A tech coalition can be the sponsor of tech fairs. People need to see (and hear the price) of products. Tech fairs can be held in conjunction or as part of another aging services (including home care, Alzheimer's, healthcare) event. A tech fair can provide assemblage of booths and product demos, inviting local dealers/resellers to bring multiple products and brochures to show -- across multiple categories (computers and software, caregiving, monitoring and safety-related, health and wellness -- see newly updated Market Overview for possibilities). Why dealers/resellers and not manufacturers and product developers? Those who want to research and buy off the Internet will already know how to do this -- otherwise, tech for seniors, family and professional caregivers benefits from local knowledge and the ability to train and support.
Local coalitions can learn what people need -- and what vendors should do. One of the problems with an emerging market is the 'if we build it, they will buy it' mentality of many product developers with a history of innovation. But willingness to buy a product is dependent on many factors, including fit with existing lifestyle ('I see myself or someone I know using this'), initial price and payment options, support services, reliability, features, and compatibility with other useful tech (see 'what dealers want from vendors' for a view on the characteristics that make products appealing to integrate and resell.)
Community tech coalitions must include deep knowledge of whether products are useful.
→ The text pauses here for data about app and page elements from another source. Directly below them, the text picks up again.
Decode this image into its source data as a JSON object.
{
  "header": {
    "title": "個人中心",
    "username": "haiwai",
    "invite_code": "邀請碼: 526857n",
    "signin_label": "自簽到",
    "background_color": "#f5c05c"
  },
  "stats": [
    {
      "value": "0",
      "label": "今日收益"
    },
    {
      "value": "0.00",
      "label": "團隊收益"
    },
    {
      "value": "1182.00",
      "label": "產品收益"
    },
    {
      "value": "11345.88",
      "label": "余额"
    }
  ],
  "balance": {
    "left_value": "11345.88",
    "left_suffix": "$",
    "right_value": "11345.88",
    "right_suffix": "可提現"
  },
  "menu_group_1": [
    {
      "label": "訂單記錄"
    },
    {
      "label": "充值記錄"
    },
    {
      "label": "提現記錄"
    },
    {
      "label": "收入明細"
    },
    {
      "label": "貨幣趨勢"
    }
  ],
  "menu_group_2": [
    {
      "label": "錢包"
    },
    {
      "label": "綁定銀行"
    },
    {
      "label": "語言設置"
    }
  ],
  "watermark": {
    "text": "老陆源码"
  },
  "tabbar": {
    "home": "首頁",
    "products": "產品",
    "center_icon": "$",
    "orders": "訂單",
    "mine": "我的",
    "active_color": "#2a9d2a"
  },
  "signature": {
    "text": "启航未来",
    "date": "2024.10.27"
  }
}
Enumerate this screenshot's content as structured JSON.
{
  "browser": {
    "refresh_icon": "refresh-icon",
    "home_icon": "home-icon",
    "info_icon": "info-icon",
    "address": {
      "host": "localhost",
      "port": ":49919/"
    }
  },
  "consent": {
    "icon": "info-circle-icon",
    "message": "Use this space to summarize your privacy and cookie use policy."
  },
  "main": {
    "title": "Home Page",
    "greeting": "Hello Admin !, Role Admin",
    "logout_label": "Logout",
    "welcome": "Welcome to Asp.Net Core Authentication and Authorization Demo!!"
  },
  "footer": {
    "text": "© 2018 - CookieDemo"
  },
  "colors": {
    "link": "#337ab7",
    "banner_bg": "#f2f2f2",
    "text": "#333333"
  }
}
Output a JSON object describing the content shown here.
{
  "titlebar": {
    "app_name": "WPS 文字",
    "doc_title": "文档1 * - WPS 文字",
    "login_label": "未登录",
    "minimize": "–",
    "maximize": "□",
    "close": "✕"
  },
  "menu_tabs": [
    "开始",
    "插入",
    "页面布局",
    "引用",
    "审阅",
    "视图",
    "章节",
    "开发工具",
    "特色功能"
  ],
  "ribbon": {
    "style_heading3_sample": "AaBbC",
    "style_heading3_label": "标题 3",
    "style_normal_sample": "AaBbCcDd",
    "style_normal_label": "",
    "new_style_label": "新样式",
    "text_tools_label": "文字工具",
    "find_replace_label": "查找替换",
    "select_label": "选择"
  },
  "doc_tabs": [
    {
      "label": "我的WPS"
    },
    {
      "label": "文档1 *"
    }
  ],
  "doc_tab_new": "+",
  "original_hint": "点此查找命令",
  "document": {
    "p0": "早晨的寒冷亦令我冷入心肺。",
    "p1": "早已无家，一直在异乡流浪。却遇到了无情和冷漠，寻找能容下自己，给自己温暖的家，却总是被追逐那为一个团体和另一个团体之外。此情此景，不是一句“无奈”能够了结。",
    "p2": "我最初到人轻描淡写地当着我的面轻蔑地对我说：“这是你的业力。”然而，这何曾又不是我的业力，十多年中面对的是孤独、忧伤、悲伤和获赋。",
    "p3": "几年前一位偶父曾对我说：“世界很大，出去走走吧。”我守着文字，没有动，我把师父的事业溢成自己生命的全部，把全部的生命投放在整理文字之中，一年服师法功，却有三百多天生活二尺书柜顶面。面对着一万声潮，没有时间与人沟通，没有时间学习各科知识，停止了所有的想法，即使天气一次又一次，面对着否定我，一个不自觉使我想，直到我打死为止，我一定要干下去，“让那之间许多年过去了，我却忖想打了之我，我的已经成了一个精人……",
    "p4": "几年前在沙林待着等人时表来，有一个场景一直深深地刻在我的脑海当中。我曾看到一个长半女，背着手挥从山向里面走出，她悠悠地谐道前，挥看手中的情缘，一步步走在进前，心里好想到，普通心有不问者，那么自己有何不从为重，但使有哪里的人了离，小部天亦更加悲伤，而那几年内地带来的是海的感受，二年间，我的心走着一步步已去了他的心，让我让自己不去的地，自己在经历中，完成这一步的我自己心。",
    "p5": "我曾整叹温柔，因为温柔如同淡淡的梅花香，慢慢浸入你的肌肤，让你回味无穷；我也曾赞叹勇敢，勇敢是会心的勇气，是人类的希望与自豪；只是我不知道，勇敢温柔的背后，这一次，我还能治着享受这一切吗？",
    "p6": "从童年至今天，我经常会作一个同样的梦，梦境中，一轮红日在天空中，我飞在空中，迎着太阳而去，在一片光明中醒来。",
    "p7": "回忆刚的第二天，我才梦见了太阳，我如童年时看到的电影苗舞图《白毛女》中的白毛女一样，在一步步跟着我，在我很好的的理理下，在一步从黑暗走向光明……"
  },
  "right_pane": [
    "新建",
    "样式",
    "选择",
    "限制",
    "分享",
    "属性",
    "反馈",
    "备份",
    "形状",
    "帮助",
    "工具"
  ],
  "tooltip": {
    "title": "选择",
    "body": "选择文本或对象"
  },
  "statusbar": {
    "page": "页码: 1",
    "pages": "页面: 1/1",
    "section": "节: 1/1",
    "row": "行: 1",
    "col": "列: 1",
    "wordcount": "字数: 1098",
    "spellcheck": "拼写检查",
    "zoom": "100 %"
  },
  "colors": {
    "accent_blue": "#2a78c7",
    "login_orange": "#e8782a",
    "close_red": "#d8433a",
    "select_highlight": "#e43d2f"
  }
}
When talking to aging services organizations, I often hear a reluctance to be specific about product vendors, fearing that this will be a conflict of interest for them -- showing preference for a particular vendor to the exclusion of another, for example. Today that perspective is a liability -- to educate organizations about technology, someone involved must get it, know and try. Also, new products and services are emerging on a regular basis -- some better than previous versions -- and some not so much. But which is which? What's a reasonable price (or even better, what is the real price that others have paid?) In the area of tech to support an aging population, today there is no Consumer Reports review of home monitoring, for example, recognized by the organization and much-needed per the comments in this 2008 Consumer Reports blog post. But in the meantime, tech coalitions must find a local, interested and tech knowledgeable person or company to help separate the useful from not.
The whole may be bigger than the sum of the parts. Community coalitions (like the one starting in San Diego) can bring together organizations that see a need and want to address it. With strong leadership and commitment, they will collectively be able do more to help older adults learn about useful technologies than any one individual group. Given partnerships and engagement of tech-knowledgeable resources, these communities will be ready as their populations age.
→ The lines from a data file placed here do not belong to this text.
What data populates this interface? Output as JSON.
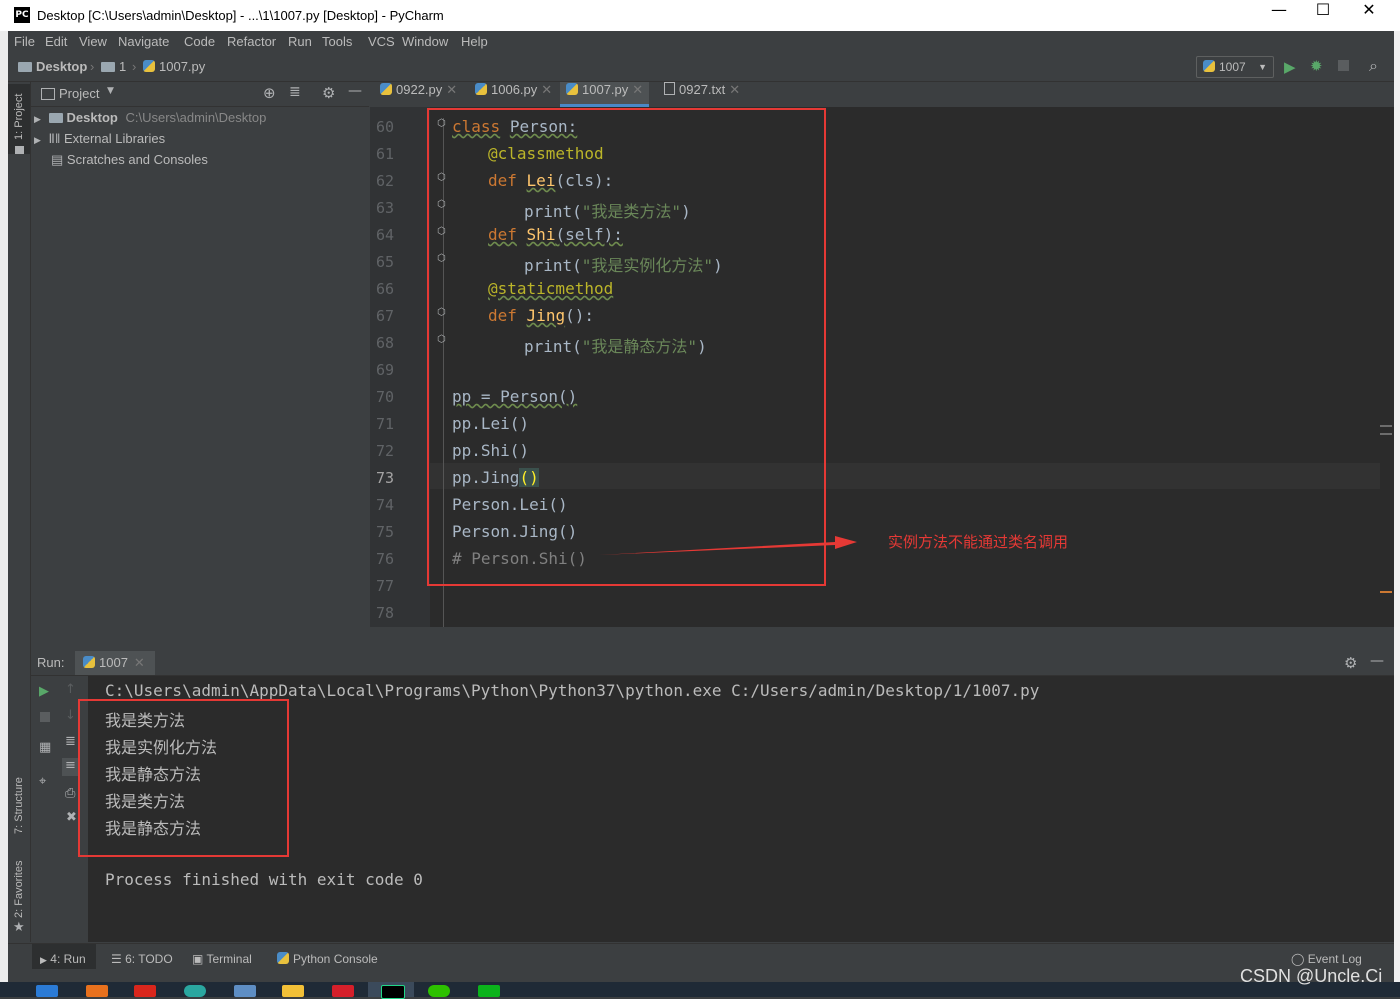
{
  "window": {
    "title": "Desktop [C:\\Users\\admin\\Desktop] - ...\\1\\1007.py [Desktop] - PyCharm",
    "app_icon": "PC"
  },
  "menu": [
    "File",
    "Edit",
    "View",
    "Navigate",
    "Code",
    "Refactor",
    "Run",
    "Tools",
    "VCS",
    "Window",
    "Help"
  ],
  "breadcrumb": [
    "Desktop",
    "1",
    "1007.py"
  ],
  "run_config": "1007",
  "project": {
    "header": "Project",
    "tree": [
      {
        "label": "Desktop",
        "path": "C:\\Users\\admin\\Desktop"
      },
      {
        "label": "External Libraries"
      },
      {
        "label": "Scratches and Consoles"
      }
    ]
  },
  "side_tabs": {
    "project": "1: Project",
    "structure": "7: Structure",
    "favorites": "2: Favorites"
  },
  "tabs": [
    {
      "label": "0922.py",
      "active": false
    },
    {
      "label": "1006.py",
      "active": false
    },
    {
      "label": "1007.py",
      "active": true
    },
    {
      "label": "0927.txt",
      "active": false
    }
  ],
  "editor": {
    "line_numbers": [
      "60",
      "61",
      "62",
      "63",
      "64",
      "65",
      "66",
      "67",
      "68",
      "69",
      "70",
      "71",
      "72",
      "73",
      "74",
      "75",
      "76",
      "77",
      "78"
    ],
    "current_line": "73"
  },
  "code": {
    "l60_kw": "class",
    "l60_name": "Person:",
    "l61": "@classmethod",
    "l62_kw": "def",
    "l62_fn": "Lei",
    "l62_args": "(cls):",
    "l63_call": "print(",
    "l63_str": "\"我是类方法\"",
    "l63_end": ")",
    "l64_kw": "def",
    "l64_fn": "Shi",
    "l64_args": "(self):",
    "l65_call": "print(",
    "l65_str": "\"我是实例化方法\"",
    "l65_end": ")",
    "l66": "@staticmethod",
    "l67_kw": "def",
    "l67_fn": "Jing",
    "l67_args": "():",
    "l68_call": "print(",
    "l68_str": "\"我是静态方法\"",
    "l68_end": ")",
    "l70": "pp = Person()",
    "l71": "pp.Lei()",
    "l72": "pp.Shi()",
    "l73": "pp.Jing",
    "l73_paren": "()",
    "l74": "Person.Lei()",
    "l75": "Person.Jing()",
    "l76": "# Person.Shi()"
  },
  "annotation": "实例方法不能通过类名调用",
  "run": {
    "label": "Run:",
    "tab": "1007",
    "command": "C:\\Users\\admin\\AppData\\Local\\Programs\\Python\\Python37\\python.exe C:/Users/admin/Desktop/1/1007.py",
    "output": [
      "我是类方法",
      "我是实例化方法",
      "我是静态方法",
      "我是类方法",
      "我是静态方法"
    ],
    "exit": "Process finished with exit code 0"
  },
  "bottom_tools": [
    "4: Run",
    "6: TODO",
    "Terminal",
    "Python Console"
  ],
  "event_log": "Event Log",
  "watermark": "CSDN @Uncle.Ci",
  "colors": {
    "accent": "#4a88c7",
    "annotation_red": "#e53935",
    "run_green": "#59a869"
  }
}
If you know of local tech coalitions, please post in the Forum or as a comment here for me to re-post. And if you have ideas about what these should do to advance awareness and adoption, it would be great to hear about them!